Basically, Kubiak went all in on Kris Brown over Matt Schaub (and Andre Johnson...and Kevin Walter...and David Anderson...). Would Kris Brown have still made it from, say 38 yards out? We'll never know, but the psychological difference in those 10 yards or so would have been huge. And they were there for the taking. Kubiak chose not to take them, or even try to take them. In short, he did not even TRY to put Kris Brown in the best possible position to succeed.
I tweeted after the game that when you willingly put the game into the figurative hands/literal feet of your kicker, you deserve whatever you get. Kubiak got what he deserved; unfortunately, his players who had fought their guts out for sixty minutes did not.
Listen to Sean Pendergast from 3-7 PM weekdays on the "Sean & John Show" on
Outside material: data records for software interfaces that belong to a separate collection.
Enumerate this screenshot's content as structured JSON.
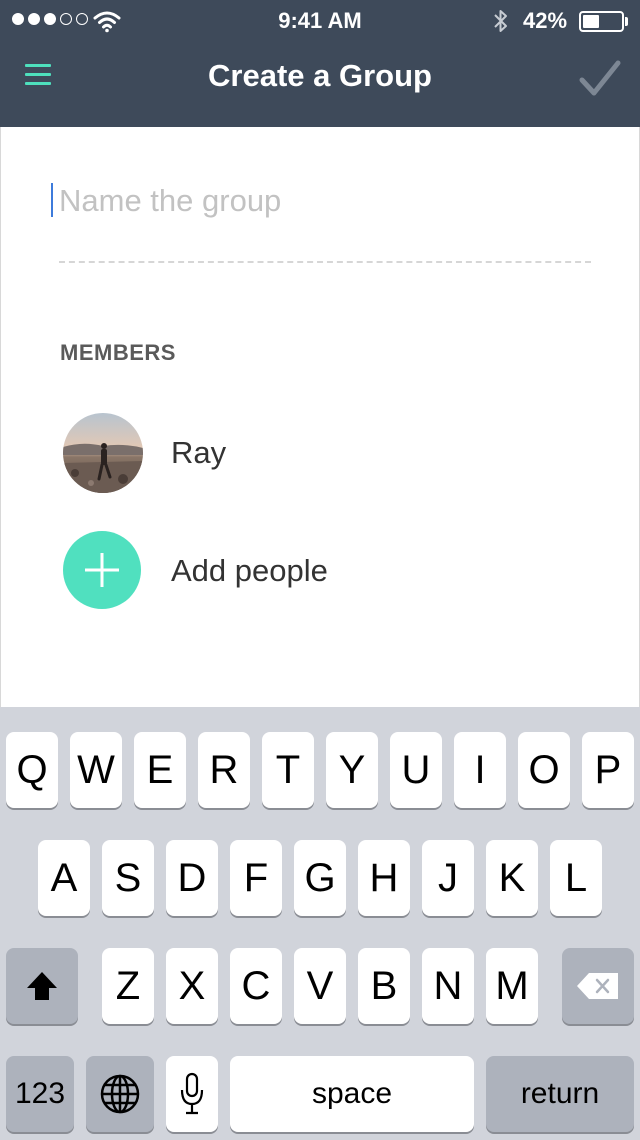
{
  "status_bar": {
    "time": "9:41 AM",
    "battery_percent": "42%",
    "signal_bars": 3,
    "signal_total": 5,
    "battery_level": 0.42
  },
  "header": {
    "title": "Create a Group",
    "menu_icon": "hamburger-menu-icon",
    "done_icon": "checkmark-icon"
  },
  "form": {
    "name_placeholder": "Name the group",
    "name_value": ""
  },
  "members": {
    "label": "MEMBERS",
    "items": [
      {
        "name": "Ray",
        "avatar": "photo-avatar"
      }
    ],
    "add_label": "Add people"
  },
  "keyboard": {
    "row1": [
      "Q",
      "W",
      "E",
      "R",
      "T",
      "Y",
      "U",
      "I",
      "O",
      "P"
    ],
    "row2": [
      "A",
      "S",
      "D",
      "F",
      "G",
      "H",
      "J",
      "K",
      "L"
    ],
    "row3": [
      "Z",
      "X",
      "C",
      "V",
      "B",
      "N",
      "M"
    ],
    "numbers_label": "123",
    "space_label": "space",
    "return_label": "return",
    "icons": [
      "shift-icon",
      "delete-icon",
      "globe-icon",
      "microphone-icon"
    ]
  },
  "colors": {
    "header_bg": "#3e4a5a",
    "accent": "#50e0bf",
    "keyboard_bg": "#d1d4db"
  }
}
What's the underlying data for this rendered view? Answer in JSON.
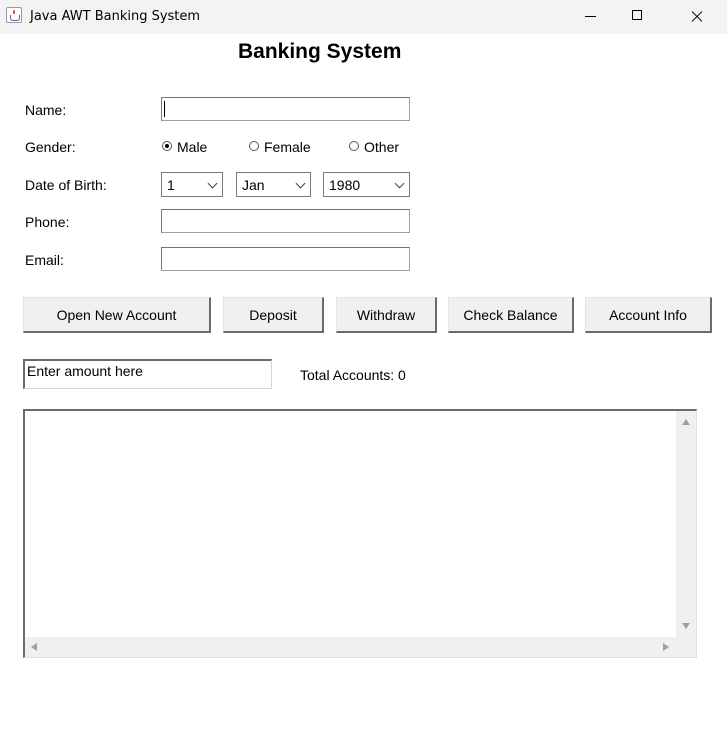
{
  "window": {
    "title": "Java AWT Banking System"
  },
  "form": {
    "heading": "Banking System",
    "name_label": "Name:",
    "name_value": "",
    "gender_label": "Gender:",
    "gender_options": [
      "Male",
      "Female",
      "Other"
    ],
    "gender_selected": "Male",
    "dob_label": "Date of Birth:",
    "dob_day": "1",
    "dob_month": "Jan",
    "dob_year": "1980",
    "phone_label": "Phone:",
    "phone_value": "",
    "email_label": "Email:",
    "email_value": ""
  },
  "actions": {
    "open_account": "Open New Account",
    "deposit": "Deposit",
    "withdraw": "Withdraw",
    "check_balance": "Check Balance",
    "account_info": "Account Info"
  },
  "amount": {
    "value": "Enter amount here"
  },
  "status": {
    "total_accounts": "Total Accounts: 0"
  },
  "output": {
    "text": ""
  }
}
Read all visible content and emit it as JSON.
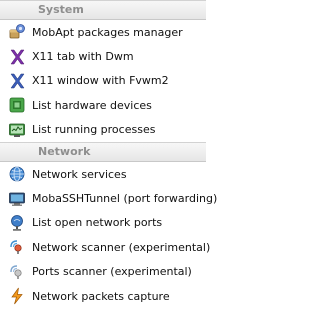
{
  "system": {
    "header": "System",
    "items": [
      {
        "label": "MobApt packages manager",
        "icon": "package-manager-icon"
      },
      {
        "label": "X11 tab with Dwm",
        "icon": "x11-dwm-icon"
      },
      {
        "label": "X11 window with Fvwm2",
        "icon": "x11-fvwm2-icon"
      },
      {
        "label": "List hardware devices",
        "icon": "hardware-devices-icon"
      },
      {
        "label": "List running processes",
        "icon": "running-processes-icon"
      }
    ]
  },
  "network": {
    "header": "Network",
    "items": [
      {
        "label": "Network services",
        "icon": "network-services-icon"
      },
      {
        "label": "MobaSSHTunnel (port forwarding)",
        "icon": "ssh-tunnel-icon"
      },
      {
        "label": "List open network ports",
        "icon": "network-ports-icon"
      },
      {
        "label": "Network scanner (experimental)",
        "icon": "network-scanner-icon"
      },
      {
        "label": "Ports scanner (experimental)",
        "icon": "ports-scanner-icon"
      },
      {
        "label": "Network packets capture",
        "icon": "packets-capture-icon"
      }
    ]
  }
}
1560 The Game, and follow him on Twitter at http://twitter.com/SeanCablinasian.